What lines of the data below hold the string "FONDSTIQUE"? Copy each one.
..........
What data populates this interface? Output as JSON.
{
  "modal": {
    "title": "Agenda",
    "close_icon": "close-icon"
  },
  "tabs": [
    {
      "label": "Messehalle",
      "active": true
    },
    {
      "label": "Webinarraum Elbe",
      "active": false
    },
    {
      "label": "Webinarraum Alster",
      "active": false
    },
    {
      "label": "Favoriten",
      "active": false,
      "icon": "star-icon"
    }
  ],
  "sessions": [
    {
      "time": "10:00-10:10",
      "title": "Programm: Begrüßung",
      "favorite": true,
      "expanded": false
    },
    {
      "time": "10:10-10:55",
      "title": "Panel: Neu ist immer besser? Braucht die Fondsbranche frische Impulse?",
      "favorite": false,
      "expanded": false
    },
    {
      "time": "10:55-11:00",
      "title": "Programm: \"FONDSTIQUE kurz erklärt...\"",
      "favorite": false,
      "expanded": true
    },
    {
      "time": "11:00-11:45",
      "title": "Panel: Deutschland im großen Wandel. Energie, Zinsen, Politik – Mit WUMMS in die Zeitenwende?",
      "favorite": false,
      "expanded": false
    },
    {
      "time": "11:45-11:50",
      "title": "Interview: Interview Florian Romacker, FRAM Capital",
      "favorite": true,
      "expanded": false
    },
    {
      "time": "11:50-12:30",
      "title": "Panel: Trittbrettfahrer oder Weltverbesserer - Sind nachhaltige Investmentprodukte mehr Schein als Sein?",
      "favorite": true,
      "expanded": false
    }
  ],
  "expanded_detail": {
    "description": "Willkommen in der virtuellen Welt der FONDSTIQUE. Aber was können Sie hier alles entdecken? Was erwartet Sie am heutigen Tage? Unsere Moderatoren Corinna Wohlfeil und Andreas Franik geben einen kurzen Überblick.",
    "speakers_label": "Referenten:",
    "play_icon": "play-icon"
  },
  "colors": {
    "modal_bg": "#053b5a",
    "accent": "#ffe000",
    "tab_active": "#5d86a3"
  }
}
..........
▶ Problem solution:
      "title": "Programm: \"FONDSTIQUE kurz erklärt...\"",
    "description": "Willkommen in der virtuellen Welt der FONDSTIQUE. Aber was können Sie hier alles entdecken? Was erwartet Sie am heutigen Tage? Unsere Moderatoren Corinna Wohlfeil und Andreas Franik geben einen kurzen Überblick.",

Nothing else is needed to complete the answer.